A man who is accused of being drunk at the time of a July 2017 crash that claimed the life of a forty-eight-year-old woman will soon be back in court to answer murder charges that have been filed in connection with that crash because he has a previous DUI conviction. The murder charges are being brought under the doctrine of “Watson Murder,” a rule that allows prosecutors to indict a defendant with second-degree murder for causing a fatal crash while they are driving under the influence of alcohol. The defendant in the aforementioned case signed a “Watson Advisement” after a DUI conviction five years ago, but his attorney maintains that his level of education makes it unlikely that the man understood what he was signing because there was no attorney present when he signed it, and therefore it should not be able to be used against him. The man’s attorney is also challenging the DUI charges filed in connection with the fatal crash because the defendant was not fully advised of his rights before answering questions from law enforcement officers after the wreck.
The “Watson murder” doctrine originates from People v. Watson, a 1981 California Supreme Court case that established that a drunk driver who causes a fatal accident could be found guilty of murder. Prosecutors do not usually charge a driver with “Watson Murder” unless they have multiple prior California DUI convictions and the driver has received a specific type of warning, a “Watson admonition” or “Watson advisement,” that notifies the driver that a future DUI could result in murder charges against them. Sometimes, drivers who have attended a California DUI school after a previous DUI conviction will be treated as if they have received a ‘Watson Advisement” and charged with second-degree murder after a subsequent DUI incident results in a fatal crash. The reasoning behind treating drivers who have been to DUI school like drivers who have received “Watson Advisements” is that it is presumed that drivers who attend DUI school fully comprehend the dangers of drinking and driving and the penalties that could be applied to them if they get a subsequent DUI.

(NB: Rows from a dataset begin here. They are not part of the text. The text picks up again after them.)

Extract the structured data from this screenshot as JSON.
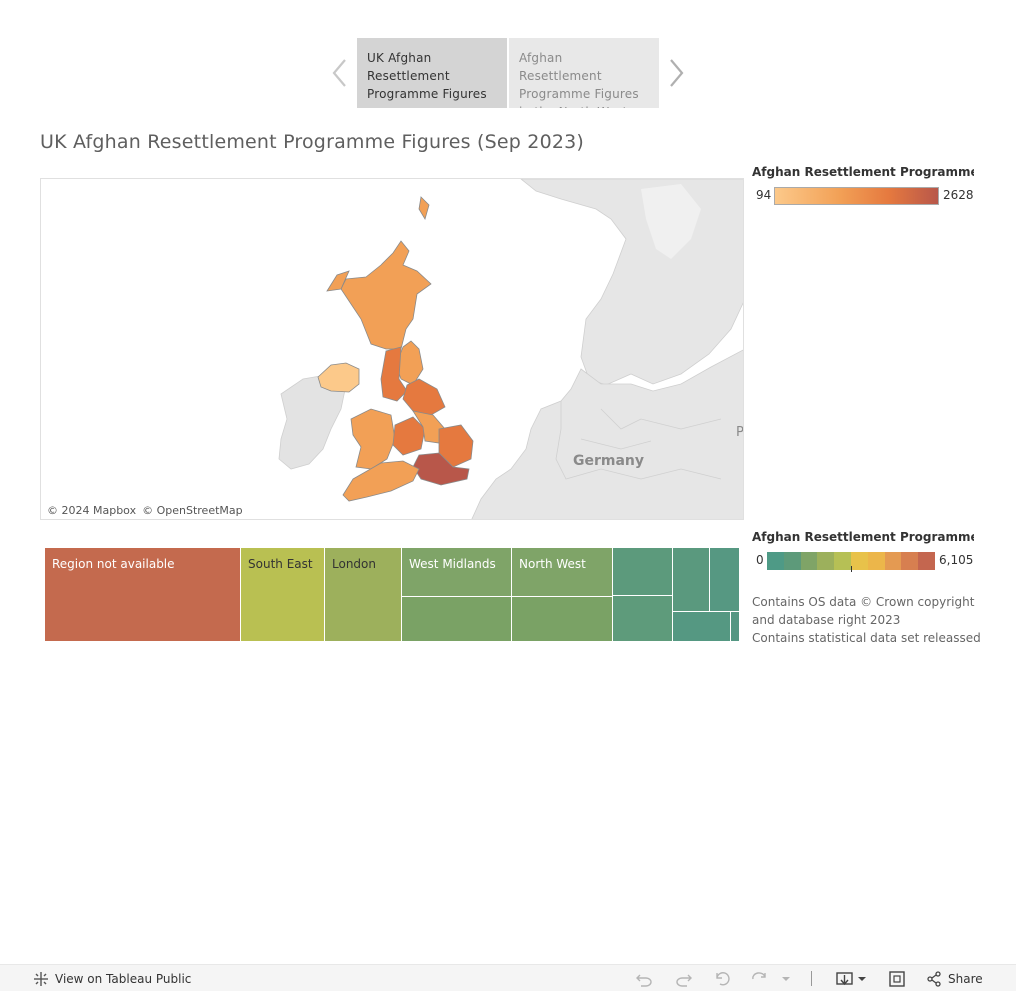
{
  "story": {
    "points": [
      {
        "label": "UK Afghan Resettlement Programme Figures",
        "active": true
      },
      {
        "label": "Afghan Resettlement Programme Figures in the North West",
        "active": false
      }
    ]
  },
  "dashboard": {
    "title": "UK Afghan Resettlement Programme Figures (Sep 2023)"
  },
  "map": {
    "credits": [
      "© 2024 Mapbox",
      "© OpenStreetMap"
    ],
    "labels": {
      "country": "Germany",
      "edge": "P"
    }
  },
  "legend_map": {
    "title": "Afghan Resettlement Programme (p...",
    "min": "94",
    "max": "2628",
    "colors": [
      "#fcc98a",
      "#f2a056",
      "#e5793f",
      "#b8574a"
    ]
  },
  "legend_treemap": {
    "title": "Afghan Resettlement Programme (p...",
    "min": "0",
    "max": "6,105",
    "colors": [
      "#4e9a86",
      "#5d9a7a",
      "#7fa467",
      "#9cb05c",
      "#b6c055",
      "#e8c24a",
      "#ecb64a",
      "#e49a52",
      "#d77f50",
      "#c4664f"
    ]
  },
  "footnote": {
    "lines": [
      "Contains OS data © Crown copyright and database right 2023",
      "Contains statistical data set releassed"
    ]
  },
  "treemap": {
    "cells": [
      {
        "label": "Region not available",
        "color": "#c46a4e",
        "text_color": "#ffffff"
      },
      {
        "label": "South East",
        "color": "#b9c052",
        "text_color": "#333333"
      },
      {
        "label": "London",
        "color": "#9db05c",
        "text_color": "#333333"
      },
      {
        "label": "West Midlands",
        "color": "#7fa468",
        "text_color": "#ffffff"
      },
      {
        "label": "North West",
        "color": "#7fa468",
        "text_color": "#ffffff"
      },
      {
        "label": "",
        "color": "#7aa265",
        "text_color": "#ffffff"
      },
      {
        "label": "",
        "color": "#7aa265",
        "text_color": "#ffffff"
      },
      {
        "label": "",
        "color": "#5c9a7c",
        "text_color": "#ffffff"
      },
      {
        "label": "",
        "color": "#5e9b7b",
        "text_color": "#ffffff"
      },
      {
        "label": "",
        "color": "#5a997e",
        "text_color": "#ffffff"
      },
      {
        "label": "",
        "color": "#569882",
        "text_color": "#ffffff"
      },
      {
        "label": "",
        "color": "#559882",
        "text_color": "#ffffff"
      },
      {
        "label": "",
        "color": "#549783",
        "text_color": "#ffffff"
      }
    ]
  },
  "toolbar": {
    "view_label": "View on Tableau Public",
    "share_label": "Share",
    "icons": [
      "tableau-logo-icon",
      "undo-icon",
      "redo-icon",
      "revert-icon",
      "refresh-icon",
      "pause-dropdown-icon",
      "download-icon",
      "fullscreen-icon",
      "share-icon"
    ]
  }
}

Drivers who have prior DUIs but who have not received a “Watson advisement” or attended DUI school are likely to be charged gross vehicular manslaughter while intoxicated or vehicular manslaughter while intoxicated if they cause a fatal wreck while they are intoxicated. In a “Watson murder” case, the prosecution must prove that the defendant acted with “implied malice.” A defendant who is found guilty of “Watson murder” can be punished with a sentence of fifteen years to life in prison and a ten thousand dollar fine.

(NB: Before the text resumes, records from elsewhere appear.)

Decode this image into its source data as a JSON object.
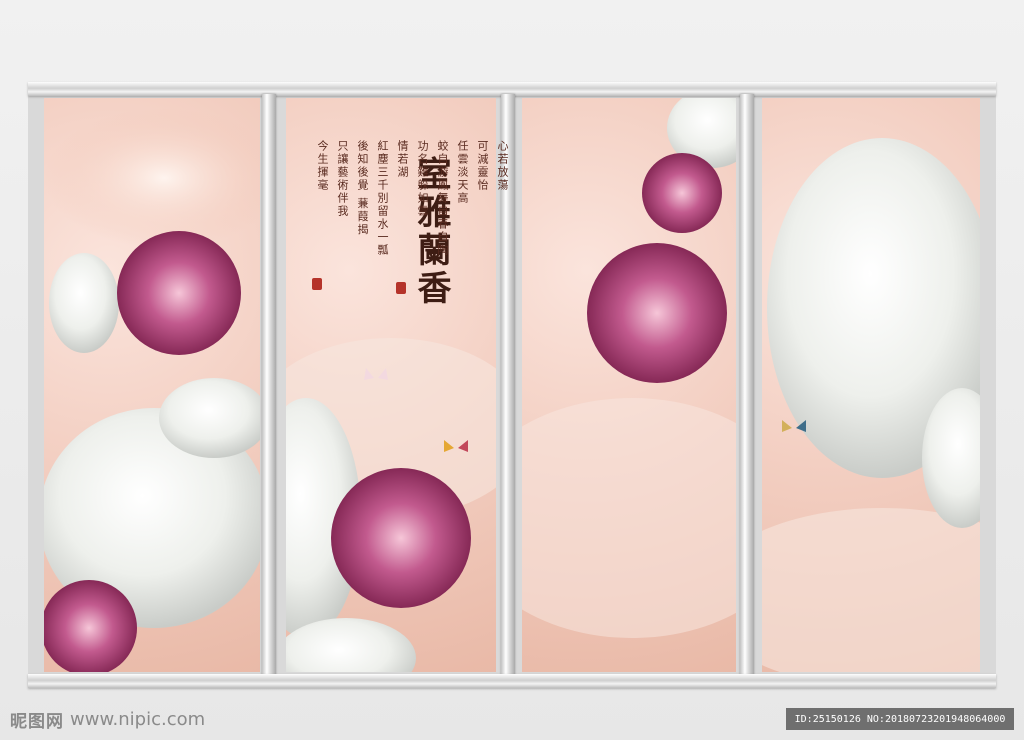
{
  "artwork": {
    "title": "室雅蘭香",
    "poem_columns": [
      "心若放蕩",
      "任雲淡天高",
      "功名難躲如雲",
      "紅塵三千別留水一瓢",
      "後知後覺 蒹葭揭",
      "只讓藝術伴我",
      "可減靈怡",
      "蛟自游鳳舞自春自陶",
      "情若湖",
      "今生揮毫"
    ]
  },
  "watermark": {
    "logo": "昵图网",
    "url": "www.nipic.com"
  },
  "id_label": "ID:25150126 NO:20180723201948064000",
  "colors": {
    "frame": "#d9d9d9",
    "jade_white": "#f4f1ea",
    "flower_pink": "#b6457c",
    "background_peach": "#f3cfc2"
  }
}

If you are in a similar situation, an Orange County DUI attorney may be your best hope for a successful resolution of your DUI case.